Cruz’s conservative ideals advance policies in support of pro-life, traditional marriage, the security of the Mexican-American border and the protection of the Second Amendment right to bear arms.
According to the Texas Lyceum Poll, 24 percent of participants are in favor of Sadler, 50 percent expressed support for Cruz and 26 percent of voiced opinions were undecided.
Traditionally, Texas voters consistently support Republican candidates. Griselda Nevarez of the Huffington Post projected that Cruz will win the seat in the race based on his conservative positions on key Texas issues like immigration, health care and voter ID laws.
Congressional District 20
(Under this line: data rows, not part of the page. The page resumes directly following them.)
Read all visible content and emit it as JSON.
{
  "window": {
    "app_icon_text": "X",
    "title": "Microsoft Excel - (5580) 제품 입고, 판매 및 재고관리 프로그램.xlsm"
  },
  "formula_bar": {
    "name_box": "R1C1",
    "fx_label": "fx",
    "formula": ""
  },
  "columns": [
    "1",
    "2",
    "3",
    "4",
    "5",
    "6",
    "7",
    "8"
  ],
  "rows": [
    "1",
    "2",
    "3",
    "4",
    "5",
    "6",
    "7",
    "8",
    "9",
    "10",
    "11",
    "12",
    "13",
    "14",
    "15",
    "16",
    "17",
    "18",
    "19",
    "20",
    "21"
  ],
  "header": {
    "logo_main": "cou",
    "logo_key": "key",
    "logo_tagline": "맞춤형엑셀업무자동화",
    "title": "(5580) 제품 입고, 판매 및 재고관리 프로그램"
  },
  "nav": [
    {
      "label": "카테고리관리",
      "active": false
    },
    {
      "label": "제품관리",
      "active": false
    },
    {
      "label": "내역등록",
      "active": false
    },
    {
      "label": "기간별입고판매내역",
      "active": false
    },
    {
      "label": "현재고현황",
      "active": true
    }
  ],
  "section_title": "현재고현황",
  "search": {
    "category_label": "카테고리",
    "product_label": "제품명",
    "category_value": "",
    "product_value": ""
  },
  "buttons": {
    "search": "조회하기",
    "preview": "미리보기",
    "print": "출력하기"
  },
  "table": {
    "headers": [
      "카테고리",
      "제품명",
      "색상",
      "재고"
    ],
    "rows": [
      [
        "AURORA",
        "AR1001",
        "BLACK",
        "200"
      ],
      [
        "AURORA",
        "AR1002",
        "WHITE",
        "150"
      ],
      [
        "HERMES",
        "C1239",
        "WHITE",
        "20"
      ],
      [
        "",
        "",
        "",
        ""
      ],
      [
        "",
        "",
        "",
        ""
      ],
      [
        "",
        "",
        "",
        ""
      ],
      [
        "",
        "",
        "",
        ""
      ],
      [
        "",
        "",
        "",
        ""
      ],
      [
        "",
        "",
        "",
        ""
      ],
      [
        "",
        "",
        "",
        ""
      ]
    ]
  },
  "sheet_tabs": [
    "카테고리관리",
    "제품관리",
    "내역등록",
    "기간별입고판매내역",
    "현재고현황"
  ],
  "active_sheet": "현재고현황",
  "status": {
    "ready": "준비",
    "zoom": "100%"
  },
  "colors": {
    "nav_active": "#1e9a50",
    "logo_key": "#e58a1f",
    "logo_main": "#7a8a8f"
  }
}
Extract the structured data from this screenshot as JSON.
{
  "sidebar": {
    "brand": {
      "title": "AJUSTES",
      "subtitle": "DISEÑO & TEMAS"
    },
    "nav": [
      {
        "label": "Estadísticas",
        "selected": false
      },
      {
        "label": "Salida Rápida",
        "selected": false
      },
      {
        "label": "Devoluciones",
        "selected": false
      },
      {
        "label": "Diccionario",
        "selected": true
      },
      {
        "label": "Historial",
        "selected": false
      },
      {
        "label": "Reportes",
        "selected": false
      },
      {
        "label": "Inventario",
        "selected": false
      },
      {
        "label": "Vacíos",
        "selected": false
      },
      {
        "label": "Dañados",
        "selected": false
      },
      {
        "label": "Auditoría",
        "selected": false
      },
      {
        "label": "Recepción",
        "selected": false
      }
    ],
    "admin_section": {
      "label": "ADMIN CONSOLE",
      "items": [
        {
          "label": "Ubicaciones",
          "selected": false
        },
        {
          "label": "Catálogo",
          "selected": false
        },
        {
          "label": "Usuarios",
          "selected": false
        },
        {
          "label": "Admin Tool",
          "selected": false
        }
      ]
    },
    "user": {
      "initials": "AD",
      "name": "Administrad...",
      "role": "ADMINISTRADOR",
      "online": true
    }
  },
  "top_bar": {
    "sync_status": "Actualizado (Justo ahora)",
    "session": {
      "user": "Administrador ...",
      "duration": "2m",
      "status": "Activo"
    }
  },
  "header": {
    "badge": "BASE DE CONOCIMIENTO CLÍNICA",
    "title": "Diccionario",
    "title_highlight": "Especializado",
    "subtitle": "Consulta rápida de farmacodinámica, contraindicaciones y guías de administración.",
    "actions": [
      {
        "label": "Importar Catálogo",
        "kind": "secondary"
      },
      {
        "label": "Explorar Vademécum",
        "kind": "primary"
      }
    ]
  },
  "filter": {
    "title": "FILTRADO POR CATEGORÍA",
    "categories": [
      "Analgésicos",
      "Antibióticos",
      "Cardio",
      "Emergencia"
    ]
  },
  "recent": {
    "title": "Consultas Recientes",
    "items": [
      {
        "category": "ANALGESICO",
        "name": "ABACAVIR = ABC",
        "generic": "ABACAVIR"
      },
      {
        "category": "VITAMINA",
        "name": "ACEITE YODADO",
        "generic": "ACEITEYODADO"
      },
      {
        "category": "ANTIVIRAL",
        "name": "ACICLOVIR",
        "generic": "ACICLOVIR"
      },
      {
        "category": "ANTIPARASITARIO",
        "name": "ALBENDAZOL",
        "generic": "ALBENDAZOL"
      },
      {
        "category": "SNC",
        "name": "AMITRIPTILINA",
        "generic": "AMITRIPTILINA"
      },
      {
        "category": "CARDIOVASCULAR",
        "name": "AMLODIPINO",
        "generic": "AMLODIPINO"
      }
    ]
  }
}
U.S. Congressional District 20 draws votes from the western half of San Antonio. On the ballot for a seat in the U.S. House of Representatives are Democratic candidate JoaquÃn Castro and Republican candidate David Rosa. The votes from constituents in the UTSA and greater San Antonio area will elect a representative who will ultimately impact local policies and legislation.
Politico named 38-year-old Democratic candidate Castro one of the top 50 politicians to watch i
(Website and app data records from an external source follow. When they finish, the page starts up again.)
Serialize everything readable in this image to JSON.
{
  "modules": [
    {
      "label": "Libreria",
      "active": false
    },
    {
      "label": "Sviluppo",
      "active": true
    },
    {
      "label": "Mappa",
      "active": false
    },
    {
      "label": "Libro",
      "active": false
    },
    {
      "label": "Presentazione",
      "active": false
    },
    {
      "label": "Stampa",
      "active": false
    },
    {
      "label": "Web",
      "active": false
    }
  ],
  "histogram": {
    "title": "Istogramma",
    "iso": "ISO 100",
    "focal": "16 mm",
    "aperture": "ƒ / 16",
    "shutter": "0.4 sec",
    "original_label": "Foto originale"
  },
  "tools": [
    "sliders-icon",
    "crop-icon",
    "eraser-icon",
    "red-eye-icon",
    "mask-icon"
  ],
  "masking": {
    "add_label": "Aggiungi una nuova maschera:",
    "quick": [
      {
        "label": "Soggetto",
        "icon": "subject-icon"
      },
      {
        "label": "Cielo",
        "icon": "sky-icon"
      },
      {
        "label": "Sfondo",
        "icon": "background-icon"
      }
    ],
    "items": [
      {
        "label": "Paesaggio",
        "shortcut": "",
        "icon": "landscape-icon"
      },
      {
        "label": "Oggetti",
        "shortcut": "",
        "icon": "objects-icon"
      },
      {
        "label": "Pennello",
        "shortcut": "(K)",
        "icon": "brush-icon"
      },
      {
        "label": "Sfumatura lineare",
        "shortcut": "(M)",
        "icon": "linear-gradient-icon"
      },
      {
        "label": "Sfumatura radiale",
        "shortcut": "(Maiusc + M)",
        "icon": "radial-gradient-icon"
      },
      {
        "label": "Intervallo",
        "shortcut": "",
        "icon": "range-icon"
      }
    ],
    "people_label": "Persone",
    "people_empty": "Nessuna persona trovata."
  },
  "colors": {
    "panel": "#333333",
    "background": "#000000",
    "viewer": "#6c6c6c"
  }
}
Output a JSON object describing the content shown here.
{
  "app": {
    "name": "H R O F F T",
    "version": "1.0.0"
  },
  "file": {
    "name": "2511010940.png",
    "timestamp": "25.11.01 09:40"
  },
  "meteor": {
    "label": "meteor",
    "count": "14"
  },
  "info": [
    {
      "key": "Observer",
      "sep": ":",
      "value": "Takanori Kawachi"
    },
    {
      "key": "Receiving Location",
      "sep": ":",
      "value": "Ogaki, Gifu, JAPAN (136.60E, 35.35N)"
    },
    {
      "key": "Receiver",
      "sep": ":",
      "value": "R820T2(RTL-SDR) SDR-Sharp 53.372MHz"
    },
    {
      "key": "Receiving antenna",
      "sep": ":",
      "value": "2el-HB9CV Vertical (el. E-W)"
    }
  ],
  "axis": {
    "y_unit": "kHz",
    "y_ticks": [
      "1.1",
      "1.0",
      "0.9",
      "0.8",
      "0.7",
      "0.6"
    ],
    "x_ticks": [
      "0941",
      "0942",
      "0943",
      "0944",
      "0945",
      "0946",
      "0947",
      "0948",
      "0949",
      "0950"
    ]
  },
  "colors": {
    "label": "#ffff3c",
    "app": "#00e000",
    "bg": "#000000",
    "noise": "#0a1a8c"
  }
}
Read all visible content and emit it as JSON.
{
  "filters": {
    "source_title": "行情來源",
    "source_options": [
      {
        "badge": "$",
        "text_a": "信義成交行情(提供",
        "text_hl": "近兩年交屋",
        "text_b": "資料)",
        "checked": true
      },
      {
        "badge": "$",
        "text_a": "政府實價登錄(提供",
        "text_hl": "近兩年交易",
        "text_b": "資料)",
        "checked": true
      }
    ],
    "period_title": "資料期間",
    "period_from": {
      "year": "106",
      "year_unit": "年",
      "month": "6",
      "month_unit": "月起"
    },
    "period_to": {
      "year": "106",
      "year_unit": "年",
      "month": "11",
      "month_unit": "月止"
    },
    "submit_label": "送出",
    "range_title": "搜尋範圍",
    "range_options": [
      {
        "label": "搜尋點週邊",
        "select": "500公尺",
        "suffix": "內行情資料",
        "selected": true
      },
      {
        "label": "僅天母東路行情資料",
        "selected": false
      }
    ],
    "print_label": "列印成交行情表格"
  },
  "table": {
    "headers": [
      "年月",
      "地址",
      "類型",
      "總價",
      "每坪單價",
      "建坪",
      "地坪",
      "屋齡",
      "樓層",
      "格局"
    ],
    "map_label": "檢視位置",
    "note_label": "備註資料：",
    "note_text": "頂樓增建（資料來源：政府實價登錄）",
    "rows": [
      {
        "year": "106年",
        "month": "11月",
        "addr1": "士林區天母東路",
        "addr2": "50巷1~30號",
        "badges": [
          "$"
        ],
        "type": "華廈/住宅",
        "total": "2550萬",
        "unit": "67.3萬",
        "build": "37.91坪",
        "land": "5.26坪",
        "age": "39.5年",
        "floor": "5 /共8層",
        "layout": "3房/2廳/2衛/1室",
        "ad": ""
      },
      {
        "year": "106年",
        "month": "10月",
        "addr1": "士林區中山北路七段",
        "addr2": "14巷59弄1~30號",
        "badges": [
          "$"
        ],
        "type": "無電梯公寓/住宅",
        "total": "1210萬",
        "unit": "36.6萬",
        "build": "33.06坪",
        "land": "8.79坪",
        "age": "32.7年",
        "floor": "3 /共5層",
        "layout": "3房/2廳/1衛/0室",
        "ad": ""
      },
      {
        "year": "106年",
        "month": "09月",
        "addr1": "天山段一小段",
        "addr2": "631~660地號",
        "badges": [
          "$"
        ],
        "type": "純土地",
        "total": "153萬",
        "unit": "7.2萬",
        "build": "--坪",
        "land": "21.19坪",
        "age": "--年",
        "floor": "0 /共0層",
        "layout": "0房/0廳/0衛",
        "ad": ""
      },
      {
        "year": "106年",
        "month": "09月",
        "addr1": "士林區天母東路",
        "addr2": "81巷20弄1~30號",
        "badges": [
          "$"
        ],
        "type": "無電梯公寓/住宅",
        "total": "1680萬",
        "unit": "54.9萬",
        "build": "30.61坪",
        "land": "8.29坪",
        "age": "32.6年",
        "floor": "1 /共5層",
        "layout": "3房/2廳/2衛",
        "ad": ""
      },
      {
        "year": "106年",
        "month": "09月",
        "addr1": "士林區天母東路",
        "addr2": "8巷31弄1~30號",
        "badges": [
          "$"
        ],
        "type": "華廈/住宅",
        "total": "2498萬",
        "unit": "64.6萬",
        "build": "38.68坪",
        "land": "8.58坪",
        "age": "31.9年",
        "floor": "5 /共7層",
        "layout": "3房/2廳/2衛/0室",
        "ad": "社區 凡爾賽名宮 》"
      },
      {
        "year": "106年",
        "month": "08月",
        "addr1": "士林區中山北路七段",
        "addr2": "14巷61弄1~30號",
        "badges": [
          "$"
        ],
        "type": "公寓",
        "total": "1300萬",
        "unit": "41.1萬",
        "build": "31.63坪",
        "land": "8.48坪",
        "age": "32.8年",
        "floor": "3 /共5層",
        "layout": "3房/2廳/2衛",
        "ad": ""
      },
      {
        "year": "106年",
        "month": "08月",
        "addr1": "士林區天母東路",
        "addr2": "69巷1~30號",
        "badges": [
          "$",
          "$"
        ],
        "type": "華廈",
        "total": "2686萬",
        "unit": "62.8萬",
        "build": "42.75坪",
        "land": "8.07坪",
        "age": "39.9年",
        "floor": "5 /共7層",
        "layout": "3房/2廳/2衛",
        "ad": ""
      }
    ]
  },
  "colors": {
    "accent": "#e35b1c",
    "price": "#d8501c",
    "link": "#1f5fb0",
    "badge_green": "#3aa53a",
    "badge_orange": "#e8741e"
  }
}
n the nation. Castro served as the Vice Chairman of the Higher Education Committee and was the Democratic floor leader in the Texas House of Representatives.
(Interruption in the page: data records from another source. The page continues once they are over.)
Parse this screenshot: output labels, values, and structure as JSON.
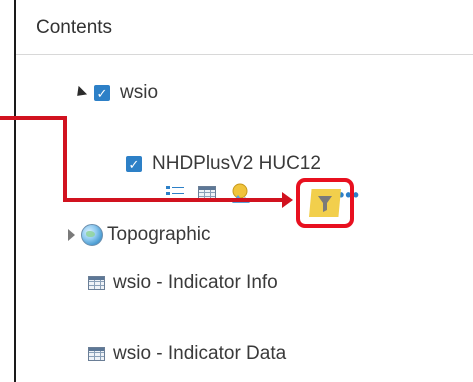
{
  "contents": {
    "title": "Contents",
    "group_layer": {
      "label": "wsio",
      "checked": "✓"
    },
    "sub_layer": {
      "label": "NHDPlusV2 HUC12",
      "checked": "✓"
    },
    "basemap": {
      "label": "Topographic"
    },
    "tables": [
      {
        "label": "wsio - Indicator Info"
      },
      {
        "label": "wsio - Indicator Data"
      }
    ],
    "tools": {
      "legend_icon": "legend-icon",
      "table_icon": "attribute-table-icon",
      "symbology_icon": "symbology-icon",
      "filter_icon": "filter-icon",
      "more_icon": "more-options-icon",
      "more_glyph": "•••"
    }
  },
  "colors": {
    "checkbox": "#2d80c7",
    "annotation_red": "#d1121f",
    "filter_tile": "#f2cf4c",
    "text": "#3a3a3a"
  }
}
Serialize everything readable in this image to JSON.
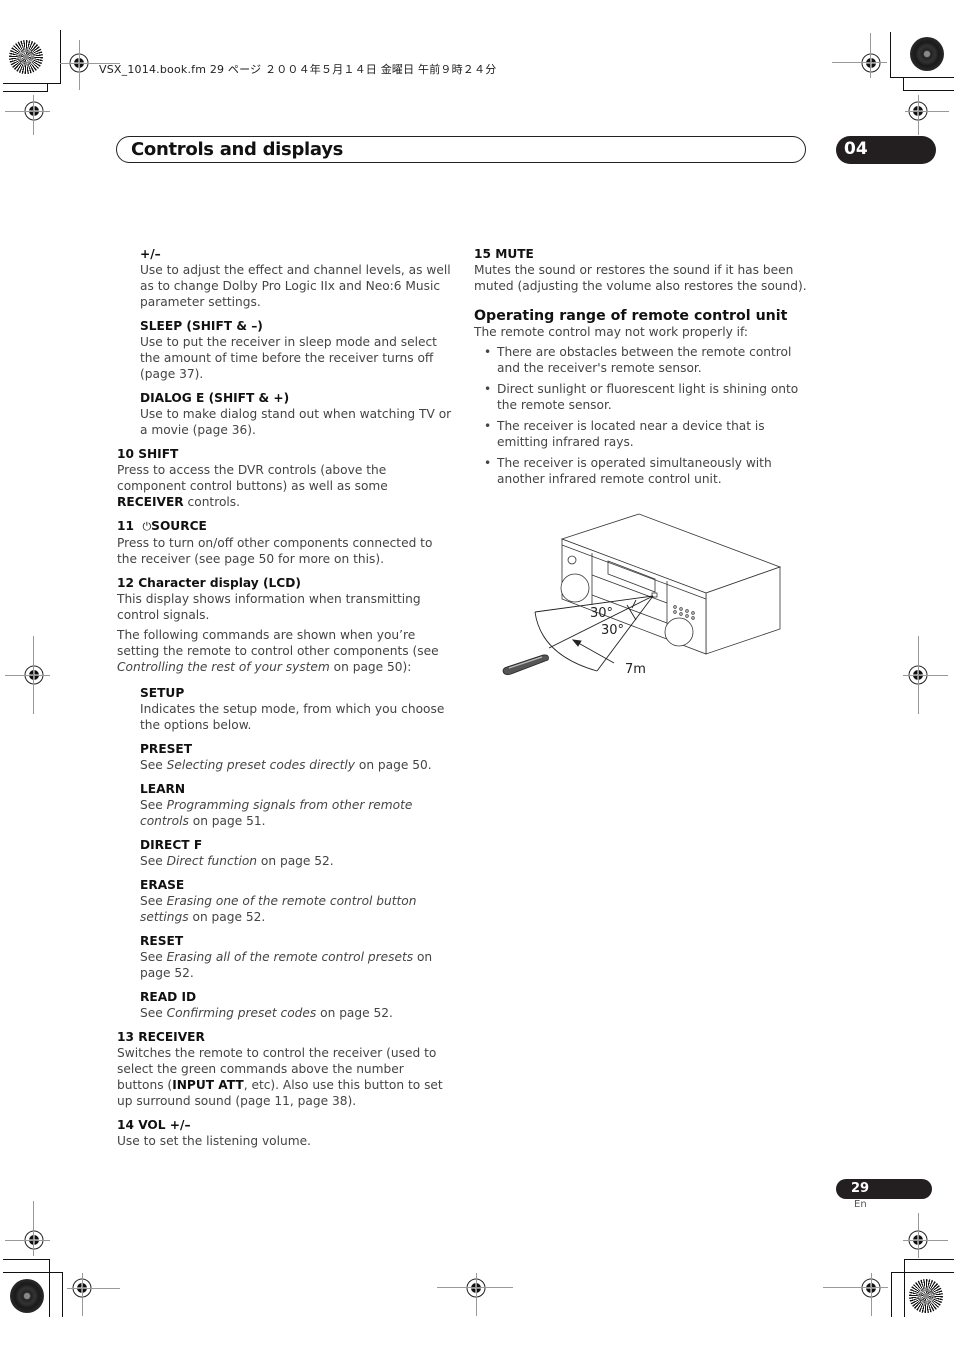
{
  "print_header": {
    "file_info": "VSX_1014.book.fm  29 ページ  ２００４年５月１４日  金曜日  午前９時２４分"
  },
  "title_bar": {
    "title": "Controls and displays",
    "chapter_number": "04"
  },
  "left_column": {
    "plus_minus": {
      "heading": "+/–",
      "body": "Use to adjust the effect and channel levels, as well as to change Dolby Pro Logic IIx and Neo:6 Music parameter settings."
    },
    "sleep": {
      "heading": "SLEEP (SHIFT & –)",
      "body": "Use to put the receiver in sleep mode and select the amount of time before the receiver turns off (page 37)."
    },
    "dialog_e": {
      "heading": "DIALOG E (SHIFT & +)",
      "body": "Use to make dialog stand out when watching TV or a movie (page 36)."
    },
    "item10": {
      "heading": "10  SHIFT",
      "body_pre": "Press to access the DVR controls (above the component control buttons) as well as some ",
      "body_bold": "RECEIVER",
      "body_post": " controls."
    },
    "item11": {
      "number": "11",
      "icon": "power-icon",
      "icon_glyph": "⏻",
      "heading": "SOURCE",
      "body": "Press to turn on/off other components connected to the receiver (see page 50 for more on this)."
    },
    "item12": {
      "heading": "12  Character display (LCD)",
      "body1": "This display shows information when transmitting control signals.",
      "body2_pre": "The following commands are shown when you’re setting the remote to control other components (see ",
      "body2_italic": "Controlling the rest of your system",
      "body2_post": " on page 50):"
    },
    "commands": [
      {
        "heading": "SETUP",
        "pre": "Indicates the setup mode, from which you choose the options below.",
        "italic": "",
        "post": ""
      },
      {
        "heading": "PRESET",
        "pre": "See ",
        "italic": "Selecting preset codes directly",
        "post": " on page 50."
      },
      {
        "heading": "LEARN",
        "pre": "See ",
        "italic": "Programming signals from other remote controls",
        "post": " on page 51."
      },
      {
        "heading": "DIRECT F",
        "pre": "See ",
        "italic": "Direct function",
        "post": " on page 52."
      },
      {
        "heading": "ERASE",
        "pre": "See ",
        "italic": "Erasing one of the remote control button settings",
        "post": " on page 52."
      },
      {
        "heading": "RESET",
        "pre": "See ",
        "italic": "Erasing all of the remote control presets",
        "post": " on page 52."
      },
      {
        "heading": "READ ID",
        "pre": "See ",
        "italic": "Confirming preset codes",
        "post": " on page 52."
      }
    ],
    "item13": {
      "heading": "13  RECEIVER",
      "body_pre": "Switches the remote to control the receiver (used to select the green commands above the number buttons (",
      "body_bold": "INPUT ATT",
      "body_post": ", etc). Also use this button to set up surround sound (page 11, page 38)."
    },
    "item14": {
      "heading": "14  VOL +/–",
      "body": "Use to set the listening volume."
    }
  },
  "right_column": {
    "item15": {
      "heading": "15  MUTE",
      "body": "Mutes the sound or restores the sound if it has been muted (adjusting the volume also restores the sound)."
    },
    "operating_range": {
      "title": "Operating range of remote control unit",
      "intro": "The remote control may not work properly if:",
      "bullets": [
        "There are obstacles between the remote control and the receiver's remote sensor.",
        "Direct sunlight or fluorescent light is shining onto the remote sensor.",
        "The receiver is located near a device that is emitting infrared rays.",
        "The receiver is operated simultaneously with another infrared remote control unit."
      ]
    },
    "diagram": {
      "angle_upper": "30°",
      "angle_lower": "30°",
      "distance": "7m"
    }
  },
  "footer": {
    "page_number": "29",
    "language": "En"
  }
}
The Democratic candidate has defined his platform as “the infrastructure of opportunity.” Castro intends to direct government support and funding for initiatives that aim to provide access to quality public health care and education. Castro has also voiced his support for same-sex marriage, Planned Parenthood and the DREAM Act. For Castro, the priority issue for San Antonio is the economy, including military, transportation and job creation, according to the San Antonio Express-News, following the Democratic National Convention.
Also running on the ballot for Congressional District 20 is Republican candidate David Rosa. Rosa served as the director of the Greater Bexar County Latino Republican Coalition, founded the Federation of Hispanic Republicans and cited his experience as an insurance agent at a private health care agency in San Antonio.
Rosa has criticized the current regulation policies and aims to find the appropriate balance between government oversight and the expansion of business.
Rosa believes in the privatization of health care in order to promote and protect competitive affordability. He seeks to loosen government regulations on businesses in order to facilitate job growth. As stated by the Express-News Editorial Board, Rosa voiced his opposition to Obamacare and his support for pro-life legislation.
The San Antonio Express-News stated that Rosa reported only $933 in campaign funds, whereas Castro’s campaign boasted over $338,101 in the most recent financial quarter.
As Election Day approaches, the disparity of campaign resources and the official endorsements from Congressman Charlie Gonzales and former Speaker of the House Nancy Pelosi indicate a clear political advantage for Castro.
Congressional District 23
Democrat Pete Gallego will attempt to unseat Republican and Tea Party favorite Quico Canseco in Congressional District 23, which stretches from San Antonio to El Paso as the largest geographic district in the state.
The influence of the Latino voting bloc was evident at the only debate between the two candidates, which was held entirely in Spanish and focused on issues such as immigration, Medicare and Social Security, according to the Los Angeles Times.
Due to the highly competitive nature of the race, the Texas Tribune described the area as the “only Congressional swing district” in Texas. The Los Angeles Times has gone so far as to claim that the race is “one of the most competitive congressional races in the country.”
Canseco, a 63-year-old businessman from Laredo, TX, was elected to the seat in 2010 as a part of the historic Tea Party landslide that resulted in the Republican party picking up more than 60 seats in the House. However, Canseco failed to win 50 percent of the vote in a hotly contested race.
His official campaign webpage touted his business experience and stated,